The Allman Brothers Band - Manley Field House, Syracuse University, April 7, 1972

by Kevin Wierzbicki

This live Allman Brothers Band concert was recorded during their "five man band" period when the line-up featured Gregg Allman on vocals and keyboards, Dickey Betts on guitar, Berry Oakley on bass and Jaimoe and Butch Trucks on drums.

Band founding member and guitarist Duane Allman had died in a motorcycle accident just six months before, so the two guitar interplay between he and Betts is not heard here. The overall guitar sound though is awesome as Betts' playing is, as always, phenomenal. In fact, the entire band is hot and the show is very enjoyable as it presents a snapshot of where the band was at in the early '70s.

The first half of the show finds the guys performing songs that pay tribute to some of the blues greats that influenced them, including songs that they really made their own and that would remain in the band's set for decades, like Blind Willie McTell's "Statesboro Blues," T-Bone Walker's "Stormy Monday" and the Elmore James classic "One Way Out."

The only original in the first half of the show, housed on disc one of this two CD set is Allman's "Ain't Wastin' Time No More," a cut from their new at the time Eat a Peach album. Besides Gregg's soulful vocals and Hammond B3 playing the cut also features sweet slide guitar from Betts and a ripping bass line from Oakley.

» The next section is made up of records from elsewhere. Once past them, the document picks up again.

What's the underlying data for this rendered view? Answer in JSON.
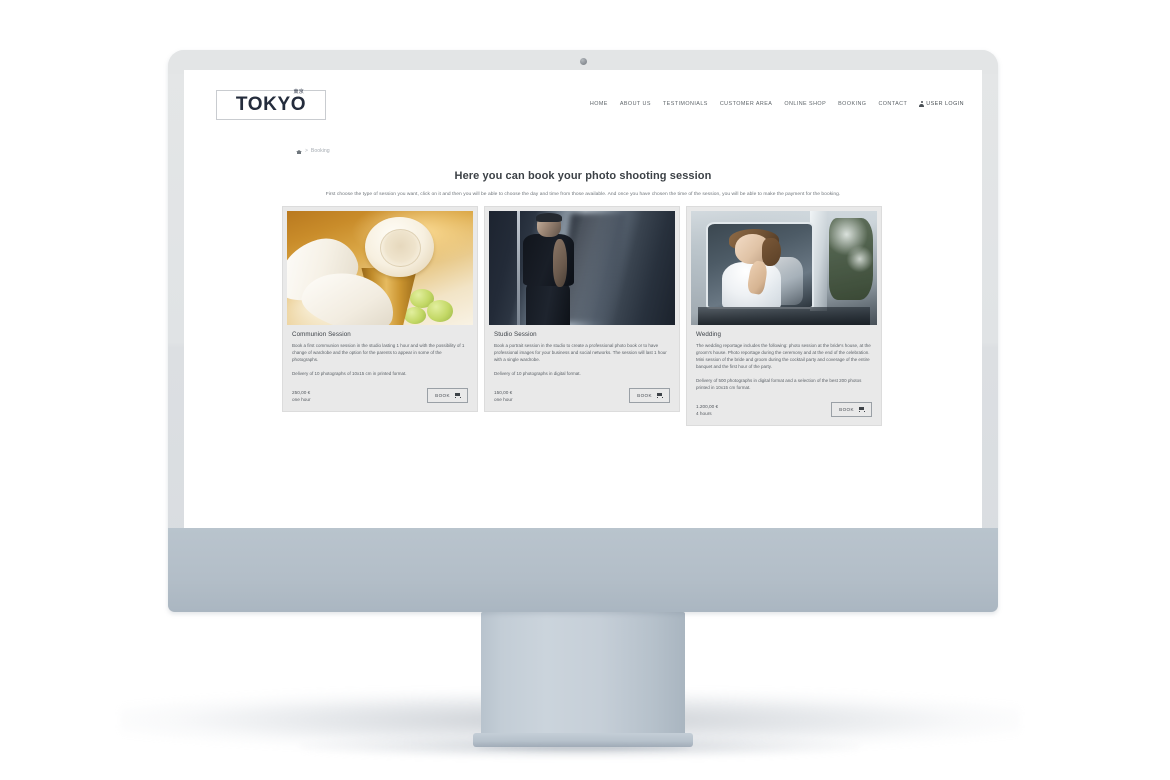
{
  "site": {
    "logo_text": "TOKYO",
    "logo_sub": "東京"
  },
  "nav": {
    "items": [
      {
        "label": "HOME"
      },
      {
        "label": "ABOUT US"
      },
      {
        "label": "TESTIMONIALS"
      },
      {
        "label": "CUSTOMER AREA"
      },
      {
        "label": "ONLINE SHOP"
      },
      {
        "label": "BOOKING"
      },
      {
        "label": "CONTACT"
      },
      {
        "label": "USER LOGIN"
      }
    ]
  },
  "breadcrumb": {
    "separator": ">",
    "current": "Booking"
  },
  "page": {
    "title": "Here you can book your photo shooting session",
    "subtitle": "First choose the type of session you want, click on it and then you will be able to choose the day and time from those available. And once you have chosen the time of the session, you will be able to make the payment for the booking."
  },
  "cards": [
    {
      "title": "Communion Session",
      "description": "Book a first communion session in the studio lasting 1 hour and with the possibility of 1 change of wardrobe and the option for the parents to appear in some of the photographs.",
      "delivery": "Delivery of 10 photographs of 10x15 cm in printed format.",
      "price": "250,00 €",
      "duration": "one hour",
      "button_label": "BOOK",
      "image_alt": "communion-host-chalice-lilies-photo"
    },
    {
      "title": "Studio Session",
      "description": "Book a portrait session in the studio to create a professional photo book or to have professional images for your business and social networks. The session will last 1 hour with a single wardrobe.",
      "delivery": "Delivery of 10 photographs in digital format.",
      "price": "150,00 €",
      "duration": "one hour",
      "button_label": "BOOK",
      "image_alt": "studio-portrait-man-shadow-photo"
    },
    {
      "title": "Wedding",
      "description": "The wedding reportage includes the following: photo session at the bride's house, at the groom's house. Photo reportage during the ceremony and at the end of the celebration. Mini session of the bride and groom during the cocktail party and coverage of the entire banquet and the first hour of the party.",
      "delivery": "Delivery of 500 photographs in digital format and a selection of the best 200 photos printed in 10x15 cm format.",
      "price": "1.200,00 €",
      "duration": "4 hours",
      "button_label": "BOOK",
      "image_alt": "bride-in-car-window-photo"
    }
  ],
  "colors": {
    "logo": "#242c3c",
    "nav_text": "#5e6469",
    "card_bg": "#e9e9e9",
    "monitor_bezel": "#e2e5e7",
    "monitor_chin": "#b3bec8",
    "stand": "#c3cdd6"
  }
}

The first half of the show wraps up with a nearly 16-minute jam on Willie Cobbs' "You Don't Love Me" that gives everybody a chance to stretch out. The latter part of the show is exclusively original material that begins with a 15-minute jam on Betts' "In Memory of Elizabeth Reed," another cut that would remain in the band's live set for years.

That song is an instrumental but it's followed-up by two ABB vocal cuts that are very famous, the hit single and classic rock mainstay "Midnight Rider" and Allman's "Whipping Post" that in typical ABB fashion stretches to 20-minutes.

A shorter improvisation called "Syracuse Jam" is here too; the cut begins with some Betts riffing with the rest of the band falling in after a few bars. A nice bit of Southern rocking that builds in intensity, "Syracuse Jam" has never been repeated since this show and cannot be found on any other recording. Another ABB staple, "Hot 'Lanta," wraps up this fine show.


Share this article

Share on Facebook Share on Twitter Pin it Share on Reddit email this article